Perhaps this isn’t the best place to re-start… I still have little exposure to his works (just In The Enclosure and Conversations) so I can’t recommend much…
That’s entirely possible, but on the other hand I think his bleak cynicism might have lost a large part of its appeal to my somewhat more mellow present-day self.

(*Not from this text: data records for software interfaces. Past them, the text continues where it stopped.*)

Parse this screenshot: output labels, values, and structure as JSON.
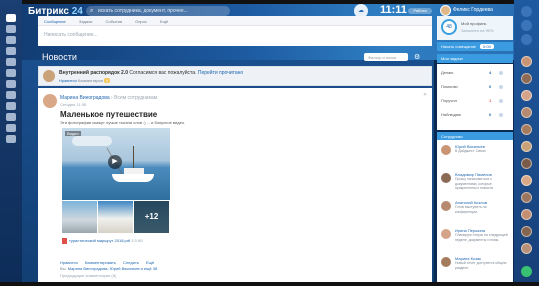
{
  "app": {
    "name": "Битрикс",
    "version": "24"
  },
  "header": {
    "search_placeholder": "искать сотрудника, документ, прочее...",
    "clock": "11:11",
    "status": "Работа",
    "user_name": "Феликс Гордеева"
  },
  "composer": {
    "tabs": [
      "Сообщение",
      "Задачи",
      "События",
      "Опрос",
      "Ещё"
    ],
    "input_placeholder": "Написать сообщение..."
  },
  "feed": {
    "title": "Новости",
    "search_placeholder": "Фильтр и поиск"
  },
  "pinned": {
    "author": "Внутренний распорядок 2.0",
    "text": "Согласимся вас пожалуйста.",
    "link": "Перейти прочитано",
    "meta_like": "Нравится",
    "meta_comments": "Комментарии",
    "badge": "4"
  },
  "post": {
    "author": "Марина Виноградова",
    "to": "Всем сотрудникам",
    "date": "Сегодня 11:08",
    "title": "Маленькое путешествие",
    "body": "Эти фотографии скажут лучше тысячи слов :) ... и бонусное видео.",
    "photo_badge": "Видео",
    "more_count": "+12",
    "file_name": "туристический маршрут 2018.pdf",
    "file_size": "3.5 КБ",
    "actions": [
      "Нравится",
      "Комментировать",
      "Следить",
      "Ещё"
    ],
    "likers_prefix": "Вы,",
    "likers": "Марина Виноградова, Юрий Васильев и ещё 38",
    "comments_more": "Предыдущие комментарии (8)"
  },
  "sidebar": {
    "profile_count": "48",
    "profile_line1": "Мой профиль",
    "profile_line2": "Заполнен на 90%",
    "bar1_label": "Начать совещание",
    "bar1_pill": "0:00",
    "tasks_title": "Мои задачи",
    "tasks": [
      {
        "label": "Делаю",
        "count": "4"
      },
      {
        "label": "Помогаю",
        "count": "0"
      },
      {
        "label": "Поручил",
        "count": "1"
      },
      {
        "label": "Наблюдаю",
        "count": "0"
      }
    ],
    "emps_title": "Сотрудники",
    "employees": [
      {
        "name": "Юрий Васильев",
        "text": "В Дайджест, Связи",
        "color": "#c99574"
      },
      {
        "name": "Владимир Пименов",
        "text": "Прошу ознакомиться с документами, которые прикреплены к новости.",
        "color": "#8c6a55"
      },
      {
        "name": "Анатолий Козлов",
        "text": "Готов выступить на конференции.",
        "color": "#b58a70"
      },
      {
        "name": "Ирина Першина",
        "text": "Планирую отпуск на следующей неделе, документы готовы.",
        "color": "#d4a38a"
      },
      {
        "name": "Марина Козак",
        "text": "Новый отчёт доступен в общем разделе.",
        "color": "#a57b5e"
      }
    ]
  },
  "colors": {
    "accent": "#2067b0",
    "header_bg": "#1d5aa0",
    "sidebar_bar": "#3a9be0",
    "alert_red": "#e0504a",
    "call_green": "#38c172"
  }
}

I did get a couple of his novels from SFGateway though, and will likely give one of them a try soonish – I am still vacillating between The Fall of the Astronauts (supposed to be a classic), The Destruction of the Temple (my favourite of his back then, I think) or The Remaking of Sigmund Freud (Freud in space! this just has to be good).
I’m not sure what to make of Malzberg’s obsession with the Kennedy assassination (The Destruction of the Temple is on the subject, right?)– I read one of his short stories on the assassination in the collection Future City (1973) — City Lights, City Nights as K. M. O’Donnell… It was interesting for sure…
I’m not quite sure myself, not being American myself and not quite of the right age either, but I think back in the seventies it was a belief widely held among liberal to left-wing Americans that the history of the US took a turn for the worse when Kennedy was assassinated – that he was a figure of light whose fall led to the tragedy of the USA turning into an evil empire (i.e., Vietnam, Watergate etc.). My memory of the novel is a bit vague beyond having liked it, but I think it is that myth Malzberg was taking apart in The Destruction of the Temple.
I’ll definitely give it a read.
The short story on the assassination was fascinating since it played with the “outsider” viewing the “primitive” while simultaneously using them to recreate an “authentic” past (in this case a movie) — never mind that the recreated assassination film isn’t IN Dallas but New York and the “authentic” city-dwellers aren’t “primitive” and eventually realize how they’re being manipulated….
Excellent review. Makes me want to go back and re-read that one. It’s been a while. At any rate, Malzberg’s best stuff is as fresh for me now as it ever was. Although I suppose my outlook, in general, is less “bleak” than it used to be, and I have mellowed as well, that hasn’t really changed how I take his work in. His language is, indeed, always delightful, and his sense of humor is savage. Holds up remarkably. If you’re looking for more lesser-read Malzberg SF titles, you might try Scop, Day of the Burning, The Men Inside, and The Gamesman. Chorale is an amazing later one that I don’t believe ever made it to paperback, so you might not happen upon it in the old SF PB sections of your favorite bookstores. Good stuff. Thanks, as always.
Thanks for the kind words. I have a copy of Guernica Night waiting to be read 🙂 Oh, I actually only get a few of my sci-fi from book stores — when I visit my parents once or twice a year…. Other than that I’m resigned to one local book store with only an ok selection — the rest comes from amazon or abebooks.
Thanks for the suggestions.
I liked Day of the Burning and The Men Inside, but I think Falling Astronauts is probably my favorite Malzberg. Galaxies is interesting, but even more post modern and less plot oriented than then others.
Cool, they’re all on my list. I wonder what he’s done since the early 80s when he quit writing sci-fi…